[Website and app data records]
== Segment start ==

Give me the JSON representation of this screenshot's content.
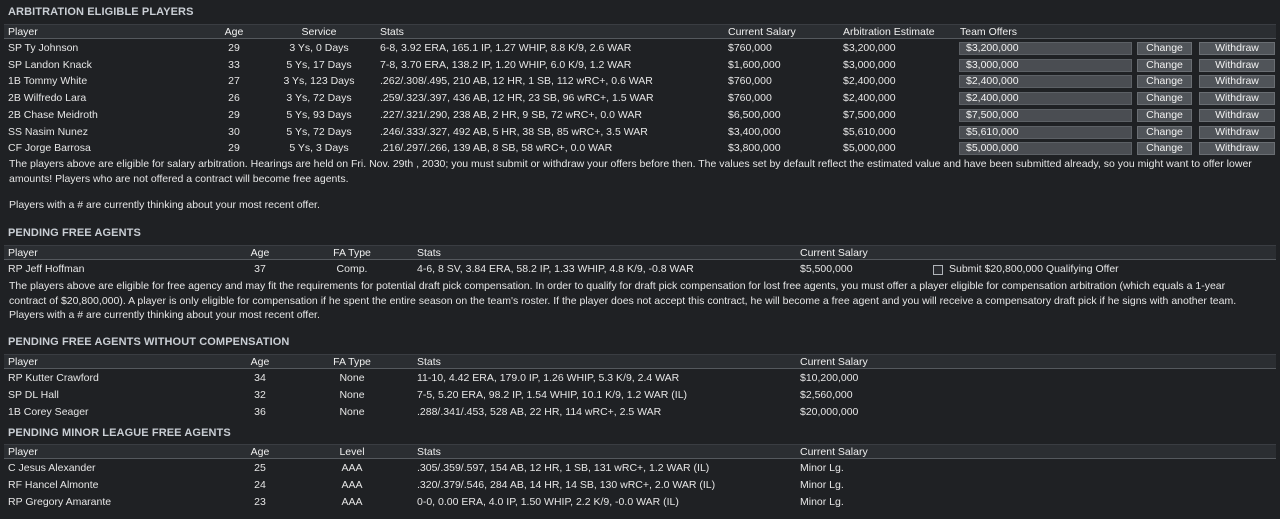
{
  "arbitration": {
    "title": "ARBITRATION ELIGIBLE PLAYERS",
    "headers": [
      "Player",
      "Age",
      "Service",
      "Stats",
      "Current Salary",
      "Arbitration Estimate",
      "Team Offers"
    ],
    "change_label": "Change",
    "withdraw_label": "Withdraw",
    "rows": [
      {
        "player": "SP Ty Johnson",
        "age": "29",
        "service": "3 Ys, 0 Days",
        "stats": "6-8, 3.92 ERA, 165.1 IP, 1.27 WHIP, 8.8 K/9, 2.6 WAR",
        "salary": "$760,000",
        "estimate": "$3,200,000",
        "offer": "$3,200,000"
      },
      {
        "player": "SP Landon Knack",
        "age": "33",
        "service": "5 Ys, 17 Days",
        "stats": "7-8, 3.70 ERA, 138.2 IP, 1.20 WHIP, 6.0 K/9, 1.2 WAR",
        "salary": "$1,600,000",
        "estimate": "$3,000,000",
        "offer": "$3,000,000"
      },
      {
        "player": "1B Tommy White",
        "age": "27",
        "service": "3 Ys, 123 Days",
        "stats": ".262/.308/.495, 210 AB, 12 HR, 1 SB, 112 wRC+, 0.6 WAR",
        "salary": "$760,000",
        "estimate": "$2,400,000",
        "offer": "$2,400,000"
      },
      {
        "player": "2B Wilfredo Lara",
        "age": "26",
        "service": "3 Ys, 72 Days",
        "stats": ".259/.323/.397, 436 AB, 12 HR, 23 SB, 96 wRC+, 1.5 WAR",
        "salary": "$760,000",
        "estimate": "$2,400,000",
        "offer": "$2,400,000"
      },
      {
        "player": "2B Chase Meidroth",
        "age": "29",
        "service": "5 Ys, 93 Days",
        "stats": ".227/.321/.290, 238 AB, 2 HR, 9 SB, 72 wRC+, 0.0 WAR",
        "salary": "$6,500,000",
        "estimate": "$7,500,000",
        "offer": "$7,500,000"
      },
      {
        "player": "SS Nasim Nunez",
        "age": "30",
        "service": "5 Ys, 72 Days",
        "stats": ".246/.333/.327, 492 AB, 5 HR, 38 SB, 85 wRC+, 3.5 WAR",
        "salary": "$3,400,000",
        "estimate": "$5,610,000",
        "offer": "$5,610,000"
      },
      {
        "player": "CF Jorge Barrosa",
        "age": "29",
        "service": "5 Ys, 3 Days",
        "stats": ".216/.297/.266, 139 AB, 8 SB, 58 wRC+, 0.0 WAR",
        "salary": "$3,800,000",
        "estimate": "$5,000,000",
        "offer": "$5,000,000"
      }
    ],
    "note_line1": "The players above are eligible for salary arbitration. Hearings are held on Fri. Nov. 29th , 2030; you must submit or withdraw your offers before then. The values set by default reflect the estimated value and have been submitted already, so you might want to offer lower",
    "note_line2": "amounts! Players who are not offered a contract will become free agents.",
    "note_line3": "Players with a # are currently thinking about your most recent offer."
  },
  "pending_fa": {
    "title": "PENDING FREE AGENTS",
    "headers": [
      "Player",
      "Age",
      "FA Type",
      "Stats",
      "Current Salary"
    ],
    "rows": [
      {
        "player": "RP Jeff Hoffman",
        "age": "37",
        "fa_type": "Comp.",
        "stats": "4-6, 8 SV, 3.84 ERA, 58.2 IP, 1.33 WHIP, 4.8 K/9, -0.8 WAR",
        "salary": "$5,500,000",
        "qualifying": "Submit $20,800,000 Qualifying Offer"
      }
    ],
    "note_line1": "The players above are eligible for free agency and may fit the requirements for potential draft pick compensation. In order to qualify for draft pick compensation for lost free agents, you must offer a player eligible for compensation arbitration (which equals a 1-year",
    "note_line2": "contract of $20,800,000). A player is only eligible for compensation if he spent the entire season on the team's roster. If the player does not accept this contract, he will become a free agent and you will receive a compensatory draft pick if he signs with another team.",
    "note_line3": "Players with a # are currently thinking about your most recent offer."
  },
  "pending_fa_nocomp": {
    "title": "PENDING FREE AGENTS WITHOUT COMPENSATION",
    "headers": [
      "Player",
      "Age",
      "FA Type",
      "Stats",
      "Current Salary"
    ],
    "rows": [
      {
        "player": "RP Kutter Crawford",
        "age": "34",
        "fa_type": "None",
        "stats": "11-10, 4.42 ERA, 179.0 IP, 1.26 WHIP, 5.3 K/9, 2.4 WAR",
        "salary": "$10,200,000"
      },
      {
        "player": "SP DL Hall",
        "age": "32",
        "fa_type": "None",
        "stats": "7-5, 5.20 ERA, 98.2 IP, 1.54 WHIP, 10.1 K/9, 1.2 WAR (IL)",
        "salary": "$2,560,000"
      },
      {
        "player": "1B Corey Seager",
        "age": "36",
        "fa_type": "None",
        "stats": ".288/.341/.453, 528 AB, 22 HR, 114 wRC+, 2.5 WAR",
        "salary": "$20,000,000"
      }
    ]
  },
  "pending_minor": {
    "title": "PENDING MINOR LEAGUE FREE AGENTS",
    "headers": [
      "Player",
      "Age",
      "Level",
      "Stats",
      "Current Salary"
    ],
    "rows": [
      {
        "player": "C Jesus Alexander",
        "age": "25",
        "level": "AAA",
        "stats": ".305/.359/.597, 154 AB, 12 HR, 1 SB, 131 wRC+, 1.2 WAR (IL)",
        "salary": "Minor Lg."
      },
      {
        "player": "RF Hancel Almonte",
        "age": "24",
        "level": "AAA",
        "stats": ".320/.379/.546, 284 AB, 14 HR, 14 SB, 130 wRC+, 2.0 WAR (IL)",
        "salary": "Minor Lg."
      },
      {
        "player": "RP Gregory Amarante",
        "age": "23",
        "level": "AAA",
        "stats": "0-0, 0.00 ERA, 4.0 IP, 1.50 WHIP, 2.2 K/9, -0.0 WAR (IL)",
        "salary": "Minor Lg."
      }
    ]
  }
}
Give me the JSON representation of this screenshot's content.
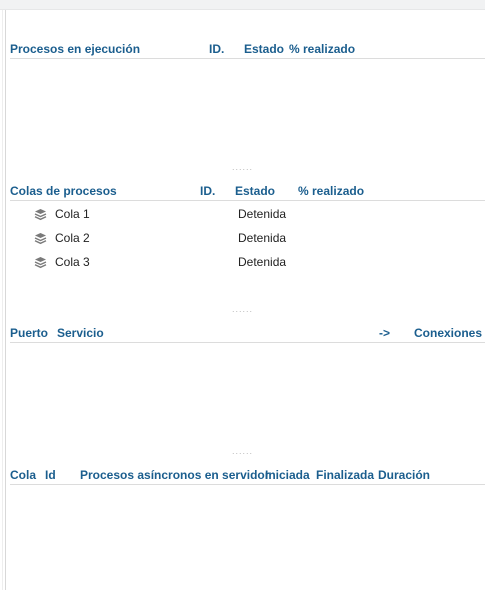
{
  "running": {
    "col_name": "Procesos en ejecución",
    "col_id": "ID.",
    "col_state": "Estado",
    "col_progress": "% realizado"
  },
  "queues": {
    "col_name": "Colas de procesos",
    "col_id": "ID.",
    "col_state": "Estado",
    "col_progress": "% realizado",
    "items": [
      {
        "name": "Cola 1",
        "state": "Detenida"
      },
      {
        "name": "Cola 2",
        "state": "Detenida"
      },
      {
        "name": "Cola 3",
        "state": "Detenida"
      }
    ]
  },
  "ports": {
    "col_port": "Puerto",
    "col_service": "Servicio",
    "col_arrow": "->",
    "col_connections": "Conexiones"
  },
  "async": {
    "col_queue": "Cola",
    "col_id": "Id",
    "col_process": "Procesos asíncronos en servidor",
    "col_started": "Iniciada",
    "col_finished": "Finalizada",
    "col_duration": "Duración"
  },
  "splitter_glyph": "......",
  "icons": {
    "queue": "stack-layers-icon"
  },
  "colors": {
    "header_text": "#1b5e8e",
    "divider": "#dcdcdc",
    "icon": "#7a7a7a"
  }
}
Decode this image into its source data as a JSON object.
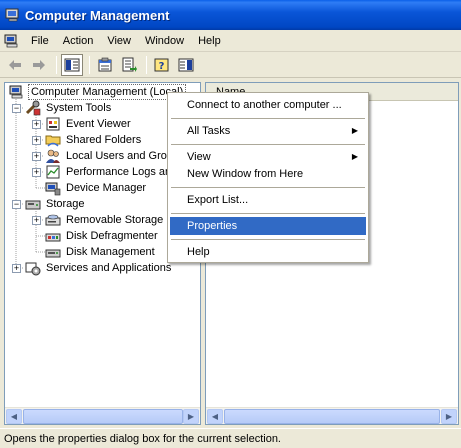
{
  "window": {
    "title": "Computer Management"
  },
  "menubar": {
    "items": [
      "File",
      "Action",
      "View",
      "Window",
      "Help"
    ]
  },
  "toolbar": {
    "buttons": [
      "back-arrow-icon",
      "forward-arrow-icon",
      "show-hide-tree-icon",
      "properties-icon",
      "export-list-icon",
      "help-icon",
      "show-hide-action-pane-icon"
    ]
  },
  "tree": {
    "root": "Computer Management (Local)",
    "system_tools": "System Tools",
    "event_viewer": "Event Viewer",
    "shared_folders": "Shared Folders",
    "local_users": "Local Users and Groups",
    "performance": "Performance Logs and Alerts",
    "device_manager": "Device Manager",
    "storage": "Storage",
    "removable_storage": "Removable Storage",
    "disk_defragmenter": "Disk Defragmenter",
    "disk_management": "Disk Management",
    "services": "Services and Applications"
  },
  "list": {
    "column_name": "Name"
  },
  "context_menu": {
    "connect": "Connect to another computer ...",
    "all_tasks": "All Tasks",
    "view": "View",
    "new_window": "New Window from Here",
    "export_list": "Export List...",
    "properties": "Properties",
    "help": "Help"
  },
  "status": {
    "text": "Opens the properties dialog box for the current selection."
  },
  "colors": {
    "title_blue": "#0a56d8",
    "highlight": "#316ac5",
    "face": "#ece9d8"
  }
}
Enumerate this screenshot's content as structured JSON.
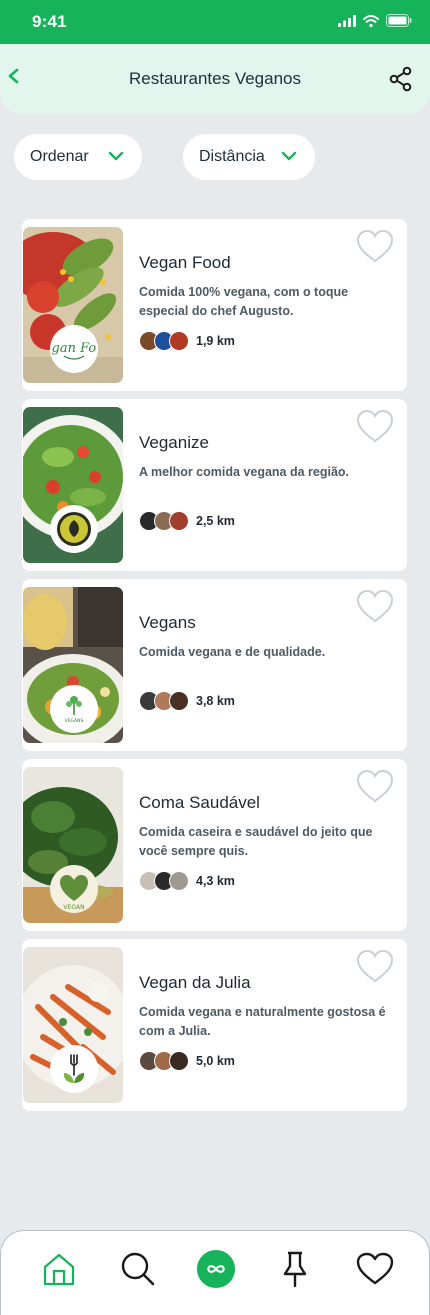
{
  "status": {
    "time": "9:41"
  },
  "header": {
    "title": "Restaurantes Veganos"
  },
  "filters": {
    "order": "Ordenar",
    "distance": "Distância"
  },
  "restaurants": [
    {
      "name": "Vegan Food",
      "description": "Comida 100% vegana, com o toque especial do chef Augusto.",
      "distance": "1,9 km",
      "logo_text": "Vegan Food"
    },
    {
      "name": "Veganize",
      "description": "A melhor comida vegana da região.",
      "distance": "2,5 km",
      "logo_text": ""
    },
    {
      "name": "Vegans",
      "description": "Comida vegana e de qualidade.",
      "distance": "3,8 km",
      "logo_text": "VEGANS"
    },
    {
      "name": "Coma Saudável",
      "description": "Comida caseira e saudável do jeito que você sempre quis.",
      "distance": "4,3 km",
      "logo_text": "VEGAN"
    },
    {
      "name": "Vegan da Julia",
      "description": "Comida vegana e naturalmente gostosa é com a Julia.",
      "distance": "5,0 km",
      "logo_text": ""
    }
  ],
  "colors": {
    "brand_green": "#16b35a",
    "header_bg": "#e3f6ee",
    "page_bg": "#e6eaed"
  },
  "nav": {
    "items": [
      "home-icon",
      "search-icon",
      "infinity-icon",
      "pin-icon",
      "heart-icon"
    ],
    "active": "home"
  }
}
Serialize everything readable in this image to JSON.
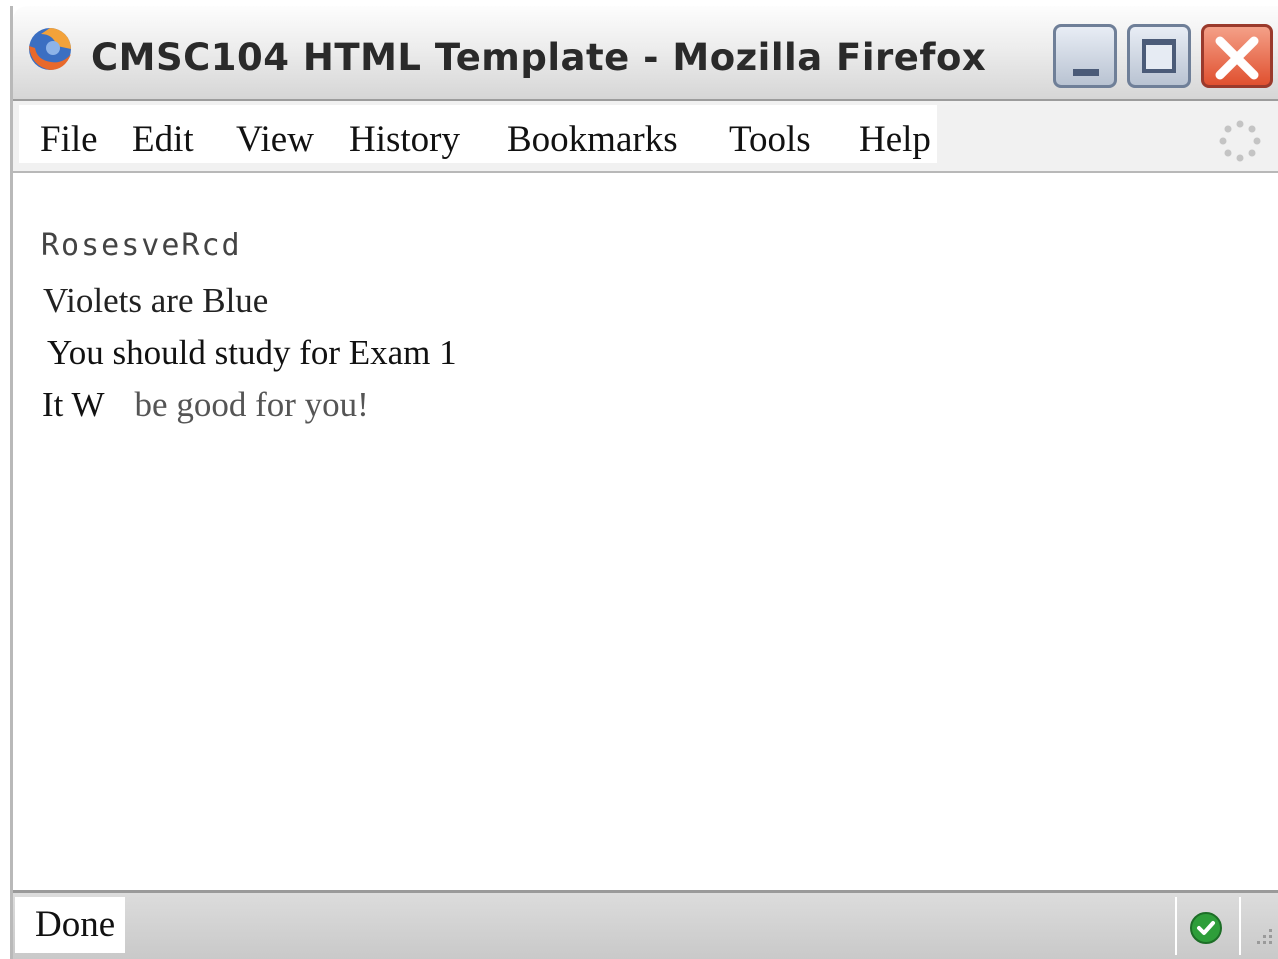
{
  "window": {
    "title": "CMSC104 HTML Template - Mozilla Firefox"
  },
  "menubar": {
    "items": [
      "File",
      "Edit",
      "View",
      "History",
      "Bookmarks",
      "Tools",
      "Help"
    ]
  },
  "content": {
    "line1": "RosesveRcd",
    "line2": "Violets are Blue",
    "line3": "You should study for Exam 1",
    "line4_start": "It W",
    "line4_end": "be good for you",
    "line4_punct": "!"
  },
  "statusbar": {
    "text": "Done"
  },
  "icons": {
    "app": "firefox-icon",
    "minimize": "minimize-icon",
    "maximize": "maximize-icon",
    "close": "close-icon",
    "throbber": "throbber-icon",
    "security": "secure-check-icon",
    "resize": "resize-grip-icon"
  },
  "colors": {
    "close_button": "#e0502f",
    "secure_badge": "#2e9e3a"
  }
}
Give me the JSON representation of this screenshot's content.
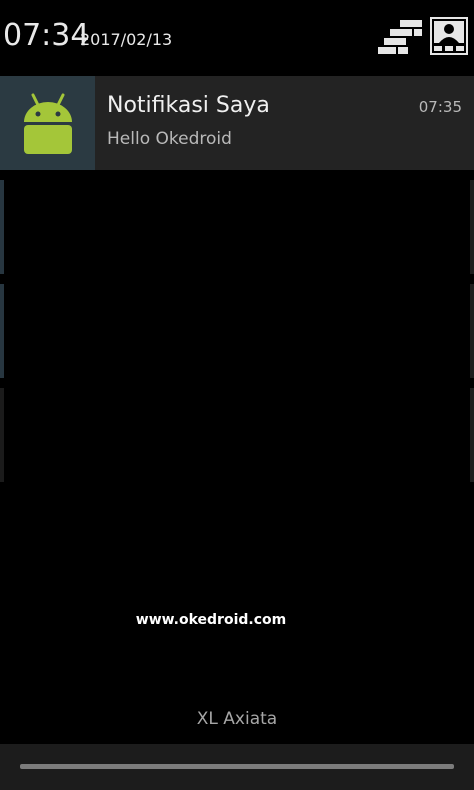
{
  "status_bar": {
    "time": "07:34",
    "date": "2017/02/13",
    "icons": [
      "quick-settings-icon",
      "profile-icon"
    ]
  },
  "notification": {
    "icon": "android-icon",
    "title": "Notifikasi Saya",
    "text": "Hello Okedroid",
    "time": "07:35"
  },
  "watermark": "www.okedroid.com",
  "carrier": "XL Axiata",
  "colors": {
    "background": "#000000",
    "notification_bg": "#232323",
    "icon_box_bg": "#2b3a42",
    "android_green": "#a4c639"
  }
}
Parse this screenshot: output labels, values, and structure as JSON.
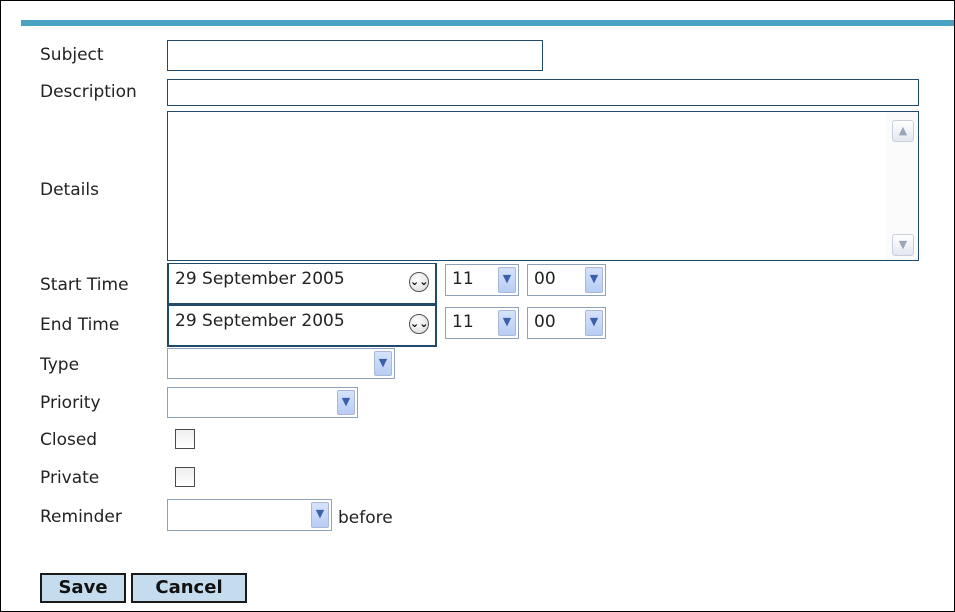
{
  "form": {
    "subject_label": "Subject",
    "subject_value": "",
    "description_label": "Description",
    "description_value": "",
    "details_label": "Details",
    "details_value": "",
    "start_time_label": "Start Time",
    "start_date": "29 September 2005",
    "start_hour": "11",
    "start_minute": "00",
    "end_time_label": "End Time",
    "end_date": "29 September 2005",
    "end_hour": "11",
    "end_minute": "00",
    "type_label": "Type",
    "type_value": "",
    "priority_label": "Priority",
    "priority_value": "",
    "closed_label": "Closed",
    "closed_checked": false,
    "private_label": "Private",
    "private_checked": false,
    "reminder_label": "Reminder",
    "reminder_value": "",
    "reminder_suffix": "before"
  },
  "actions": {
    "save_label": "Save",
    "cancel_label": "Cancel"
  },
  "icons": {
    "calendar": "double-chevron-down-icon",
    "dropdown": "chevron-down-icon",
    "scroll_up": "triangle-up-icon",
    "scroll_down": "triangle-down-icon"
  },
  "colors": {
    "accent_bar": "#4aa3c4",
    "field_border": "#1f4a6b",
    "button_bg": "#c4dced"
  }
}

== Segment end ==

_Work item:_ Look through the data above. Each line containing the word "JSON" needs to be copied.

_Answer space:_
Give me the JSON representation of this screenshot's content.
Give me the JSON representation of this screenshot's content.
Decode this image into its source data as a JSON object.
Enumerate this screenshot's content as structured JSON.
Serialize everything readable in this image to JSON.
Give me the JSON representation of this screenshot's content.
Parse this screenshot: output labels, values, and structure as JSON.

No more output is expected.